STUDY MATERIAL Block Start

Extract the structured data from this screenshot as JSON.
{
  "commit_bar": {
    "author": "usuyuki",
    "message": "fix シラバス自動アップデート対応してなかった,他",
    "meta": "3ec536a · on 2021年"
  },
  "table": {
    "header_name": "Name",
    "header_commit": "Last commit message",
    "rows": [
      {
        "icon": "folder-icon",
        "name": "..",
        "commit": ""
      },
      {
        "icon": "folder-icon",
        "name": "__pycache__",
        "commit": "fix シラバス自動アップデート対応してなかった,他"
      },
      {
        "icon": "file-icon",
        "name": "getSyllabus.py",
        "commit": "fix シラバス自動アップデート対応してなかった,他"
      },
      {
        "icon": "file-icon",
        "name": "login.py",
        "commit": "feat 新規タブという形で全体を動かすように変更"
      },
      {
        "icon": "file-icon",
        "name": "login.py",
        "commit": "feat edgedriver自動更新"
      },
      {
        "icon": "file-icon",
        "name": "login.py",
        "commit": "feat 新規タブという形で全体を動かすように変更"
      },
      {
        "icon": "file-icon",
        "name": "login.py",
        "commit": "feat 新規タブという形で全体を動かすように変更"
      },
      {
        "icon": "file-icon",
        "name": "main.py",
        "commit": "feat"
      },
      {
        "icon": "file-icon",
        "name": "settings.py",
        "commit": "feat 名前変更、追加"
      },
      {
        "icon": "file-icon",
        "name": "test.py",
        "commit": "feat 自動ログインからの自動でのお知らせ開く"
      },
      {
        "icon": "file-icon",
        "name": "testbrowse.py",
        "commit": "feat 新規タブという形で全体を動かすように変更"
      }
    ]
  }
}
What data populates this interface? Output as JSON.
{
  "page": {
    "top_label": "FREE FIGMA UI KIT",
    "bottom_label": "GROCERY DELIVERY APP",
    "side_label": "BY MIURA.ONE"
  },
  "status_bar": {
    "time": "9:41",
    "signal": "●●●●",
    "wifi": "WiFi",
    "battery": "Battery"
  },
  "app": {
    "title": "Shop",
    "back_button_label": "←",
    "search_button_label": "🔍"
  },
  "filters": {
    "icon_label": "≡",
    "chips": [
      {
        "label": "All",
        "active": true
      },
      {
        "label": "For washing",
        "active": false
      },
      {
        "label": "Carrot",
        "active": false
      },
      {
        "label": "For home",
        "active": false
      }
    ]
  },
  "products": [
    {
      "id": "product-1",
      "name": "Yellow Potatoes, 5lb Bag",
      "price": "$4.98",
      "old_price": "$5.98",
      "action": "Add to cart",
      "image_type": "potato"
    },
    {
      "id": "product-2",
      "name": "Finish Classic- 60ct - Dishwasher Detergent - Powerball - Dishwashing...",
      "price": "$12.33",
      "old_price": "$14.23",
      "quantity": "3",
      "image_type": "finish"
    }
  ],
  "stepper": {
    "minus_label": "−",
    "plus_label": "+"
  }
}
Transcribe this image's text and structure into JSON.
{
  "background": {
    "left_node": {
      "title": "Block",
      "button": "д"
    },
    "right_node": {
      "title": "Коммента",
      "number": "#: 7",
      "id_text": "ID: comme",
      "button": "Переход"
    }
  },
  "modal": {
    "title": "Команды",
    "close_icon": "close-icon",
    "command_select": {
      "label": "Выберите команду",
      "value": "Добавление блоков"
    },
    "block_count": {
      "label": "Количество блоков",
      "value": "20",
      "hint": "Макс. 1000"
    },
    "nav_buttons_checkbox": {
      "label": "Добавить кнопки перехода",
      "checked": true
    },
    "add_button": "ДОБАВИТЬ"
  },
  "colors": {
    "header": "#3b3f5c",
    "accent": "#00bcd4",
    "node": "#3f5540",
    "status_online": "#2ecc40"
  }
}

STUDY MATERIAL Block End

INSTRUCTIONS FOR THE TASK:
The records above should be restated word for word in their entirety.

SOLUTION:
Extract the structured data from this screenshot as JSON.
{
  "commit_bar": {
    "author": "usuyuki",
    "message": "fix シラバス自動アップデート対応してなかった,他",
    "meta": "3ec536a · on 2021年"
  },
  "table": {
    "header_name": "Name",
    "header_commit": "Last commit message",
    "rows": [
      {
        "icon": "folder-icon",
        "name": "..",
        "commit": ""
      },
      {
        "icon": "folder-icon",
        "name": "__pycache__",
        "commit": "fix シラバス自動アップデート対応してなかった,他"
      },
      {
        "icon": "file-icon",
        "name": "getSyllabus.py",
        "commit": "fix シラバス自動アップデート対応してなかった,他"
      },
      {
        "icon": "file-icon",
        "name": "login.py",
        "commit": "feat 新規タブという形で全体を動かすように変更"
      },
      {
        "icon": "file-icon",
        "name": "login.py",
        "commit": "feat edgedriver自動更新"
      },
      {
        "icon": "file-icon",
        "name": "login.py",
        "commit": "feat 新規タブという形で全体を動かすように変更"
      },
      {
        "icon": "file-icon",
        "name": "login.py",
        "commit": "feat 新規タブという形で全体を動かすように変更"
      },
      {
        "icon": "file-icon",
        "name": "main.py",
        "commit": "feat"
      },
      {
        "icon": "file-icon",
        "name": "settings.py",
        "commit": "feat 名前変更、追加"
      },
      {
        "icon": "file-icon",
        "name": "test.py",
        "commit": "feat 自動ログインからの自動でのお知らせ開く"
      },
      {
        "icon": "file-icon",
        "name": "testbrowse.py",
        "commit": "feat 新規タブという形で全体を動かすように変更"
      }
    ]
  }
}
What data populates this interface? Output as JSON.
{
  "page": {
    "top_label": "FREE FIGMA UI KIT",
    "bottom_label": "GROCERY DELIVERY APP",
    "side_label": "BY MIURA.ONE"
  },
  "status_bar": {
    "time": "9:41",
    "signal": "●●●●",
    "wifi": "WiFi",
    "battery": "Battery"
  },
  "app": {
    "title": "Shop",
    "back_button_label": "←",
    "search_button_label": "🔍"
  },
  "filters": {
    "icon_label": "≡",
    "chips": [
      {
        "label": "All",
        "active": true
      },
      {
        "label": "For washing",
        "active": false
      },
      {
        "label": "Carrot",
        "active": false
      },
      {
        "label": "For home",
        "active": false
      }
    ]
  },
  "products": [
    {
      "id": "product-1",
      "name": "Yellow Potatoes, 5lb Bag",
      "price": "$4.98",
      "old_price": "$5.98",
      "action": "Add to cart",
      "image_type": "potato"
    },
    {
      "id": "product-2",
      "name": "Finish Classic- 60ct - Dishwasher Detergent - Powerball - Dishwashing...",
      "price": "$12.33",
      "old_price": "$14.23",
      "quantity": "3",
      "image_type": "finish"
    }
  ],
  "stepper": {
    "minus_label": "−",
    "plus_label": "+"
  }
}
Transcribe this image's text and structure into JSON.
{
  "background": {
    "left_node": {
      "title": "Block",
      "button": "д"
    },
    "right_node": {
      "title": "Коммента",
      "number": "#: 7",
      "id_text": "ID: comme",
      "button": "Переход"
    }
  },
  "modal": {
    "title": "Команды",
    "close_icon": "close-icon",
    "command_select": {
      "label": "Выберите команду",
      "value": "Добавление блоков"
    },
    "block_count": {
      "label": "Количество блоков",
      "value": "20",
      "hint": "Макс. 1000"
    },
    "nav_buttons_checkbox": {
      "label": "Добавить кнопки перехода",
      "checked": true
    },
    "add_button": "ДОБАВИТЬ"
  },
  "colors": {
    "header": "#3b3f5c",
    "accent": "#00bcd4",
    "node": "#3f5540",
    "status_online": "#2ecc40"
  }
}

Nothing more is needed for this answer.